▶ WORK TO COMPLETE: Could you output each record below exactly as it stands and leave the pictures out?

(DATASET CONTENT)

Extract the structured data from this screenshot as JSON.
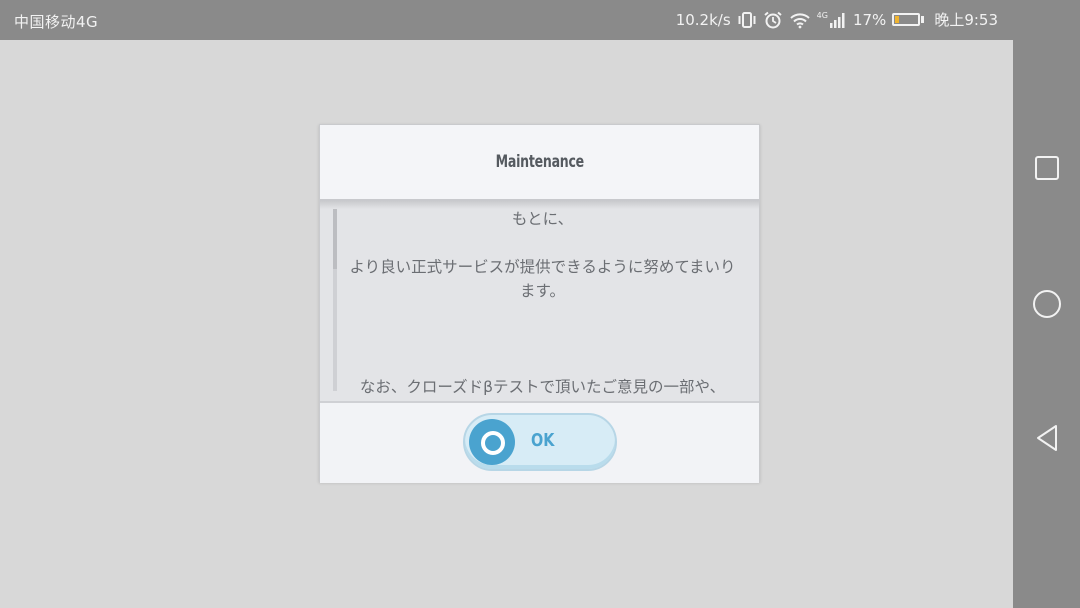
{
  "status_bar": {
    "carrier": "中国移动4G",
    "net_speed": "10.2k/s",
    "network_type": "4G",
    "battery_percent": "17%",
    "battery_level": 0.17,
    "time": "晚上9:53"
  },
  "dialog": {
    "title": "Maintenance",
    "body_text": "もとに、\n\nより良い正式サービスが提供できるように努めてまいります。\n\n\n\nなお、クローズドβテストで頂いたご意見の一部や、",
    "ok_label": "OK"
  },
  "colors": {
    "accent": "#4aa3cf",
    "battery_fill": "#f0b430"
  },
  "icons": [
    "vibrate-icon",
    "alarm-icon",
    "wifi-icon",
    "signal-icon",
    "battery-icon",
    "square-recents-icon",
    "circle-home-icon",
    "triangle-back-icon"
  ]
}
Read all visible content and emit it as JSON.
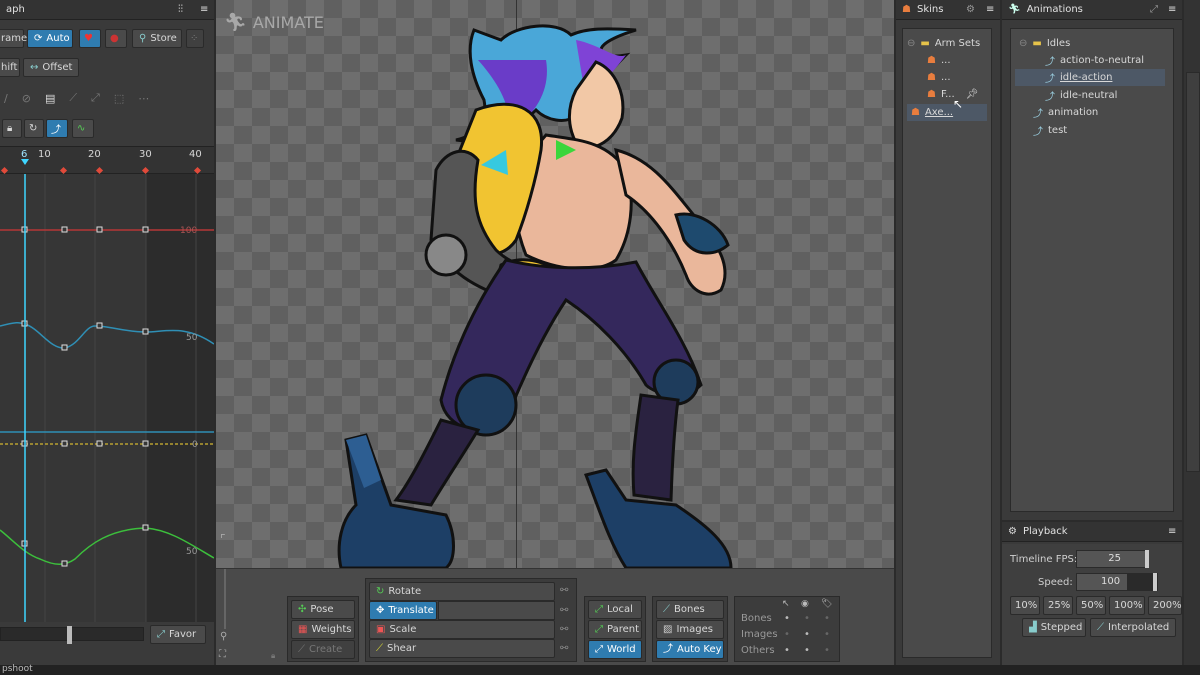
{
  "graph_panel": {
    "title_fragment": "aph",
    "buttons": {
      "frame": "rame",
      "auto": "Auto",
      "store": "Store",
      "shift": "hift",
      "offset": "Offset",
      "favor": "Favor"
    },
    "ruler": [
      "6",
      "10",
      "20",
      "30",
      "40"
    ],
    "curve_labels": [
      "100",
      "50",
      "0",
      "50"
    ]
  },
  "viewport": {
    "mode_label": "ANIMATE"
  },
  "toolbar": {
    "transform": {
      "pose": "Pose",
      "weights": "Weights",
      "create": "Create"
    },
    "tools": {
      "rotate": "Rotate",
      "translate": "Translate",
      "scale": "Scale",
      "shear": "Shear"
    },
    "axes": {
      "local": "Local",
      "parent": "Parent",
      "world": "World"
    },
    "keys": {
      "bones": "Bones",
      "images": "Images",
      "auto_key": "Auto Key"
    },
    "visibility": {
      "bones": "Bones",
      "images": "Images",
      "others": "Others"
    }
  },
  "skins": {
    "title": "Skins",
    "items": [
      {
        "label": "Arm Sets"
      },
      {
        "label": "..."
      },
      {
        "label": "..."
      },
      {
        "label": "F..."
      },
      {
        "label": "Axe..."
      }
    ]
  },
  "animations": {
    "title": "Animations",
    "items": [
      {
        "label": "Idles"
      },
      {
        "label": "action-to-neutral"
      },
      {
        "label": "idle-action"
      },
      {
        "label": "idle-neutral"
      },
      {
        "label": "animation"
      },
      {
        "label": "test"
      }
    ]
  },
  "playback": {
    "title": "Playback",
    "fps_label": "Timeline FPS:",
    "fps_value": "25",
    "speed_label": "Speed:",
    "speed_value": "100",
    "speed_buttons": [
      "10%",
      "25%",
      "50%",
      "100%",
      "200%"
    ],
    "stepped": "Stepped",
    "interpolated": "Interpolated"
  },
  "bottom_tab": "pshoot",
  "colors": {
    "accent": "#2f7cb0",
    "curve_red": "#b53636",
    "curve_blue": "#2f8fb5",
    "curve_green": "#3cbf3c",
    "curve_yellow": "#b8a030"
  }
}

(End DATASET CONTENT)

▶ SOLUTION TO THIS PROBLEM:
Extract the structured data from this screenshot as JSON.
{
  "status_bar": {
    "carrier": "中国移动4G",
    "net_speed": "10.2k/s",
    "network_type": "4G",
    "battery_percent": "17%",
    "battery_level": 0.17,
    "time": "晚上9:53"
  },
  "dialog": {
    "title": "Maintenance",
    "body_text": "もとに、\n\nより良い正式サービスが提供できるように努めてまいります。\n\n\n\nなお、クローズドβテストで頂いたご意見の一部や、",
    "ok_label": "OK"
  },
  "colors": {
    "accent": "#4aa3cf",
    "battery_fill": "#f0b430"
  },
  "icons": [
    "vibrate-icon",
    "alarm-icon",
    "wifi-icon",
    "signal-icon",
    "battery-icon",
    "square-recents-icon",
    "circle-home-icon",
    "triangle-back-icon"
  ]
}
Read all visible content and emit it as JSON.
{
  "graph_panel": {
    "title_fragment": "aph",
    "buttons": {
      "frame": "rame",
      "auto": "Auto",
      "store": "Store",
      "shift": "hift",
      "offset": "Offset",
      "favor": "Favor"
    },
    "ruler": [
      "6",
      "10",
      "20",
      "30",
      "40"
    ],
    "curve_labels": [
      "100",
      "50",
      "0",
      "50"
    ]
  },
  "viewport": {
    "mode_label": "ANIMATE"
  },
  "toolbar": {
    "transform": {
      "pose": "Pose",
      "weights": "Weights",
      "create": "Create"
    },
    "tools": {
      "rotate": "Rotate",
      "translate": "Translate",
      "scale": "Scale",
      "shear": "Shear"
    },
    "axes": {
      "local": "Local",
      "parent": "Parent",
      "world": "World"
    },
    "keys": {
      "bones": "Bones",
      "images": "Images",
      "auto_key": "Auto Key"
    },
    "visibility": {
      "bones": "Bones",
      "images": "Images",
      "others": "Others"
    }
  },
  "skins": {
    "title": "Skins",
    "items": [
      {
        "label": "Arm Sets"
      },
      {
        "label": "..."
      },
      {
        "label": "..."
      },
      {
        "label": "F..."
      },
      {
        "label": "Axe..."
      }
    ]
  },
  "animations": {
    "title": "Animations",
    "items": [
      {
        "label": "Idles"
      },
      {
        "label": "action-to-neutral"
      },
      {
        "label": "idle-action"
      },
      {
        "label": "idle-neutral"
      },
      {
        "label": "animation"
      },
      {
        "label": "test"
      }
    ]
  },
  "playback": {
    "title": "Playback",
    "fps_label": "Timeline FPS:",
    "fps_value": "25",
    "speed_label": "Speed:",
    "speed_value": "100",
    "speed_buttons": [
      "10%",
      "25%",
      "50%",
      "100%",
      "200%"
    ],
    "stepped": "Stepped",
    "interpolated": "Interpolated"
  },
  "bottom_tab": "pshoot",
  "colors": {
    "accent": "#2f7cb0",
    "curve_red": "#b53636",
    "curve_blue": "#2f8fb5",
    "curve_green": "#3cbf3c",
    "curve_yellow": "#b8a030"
  }
}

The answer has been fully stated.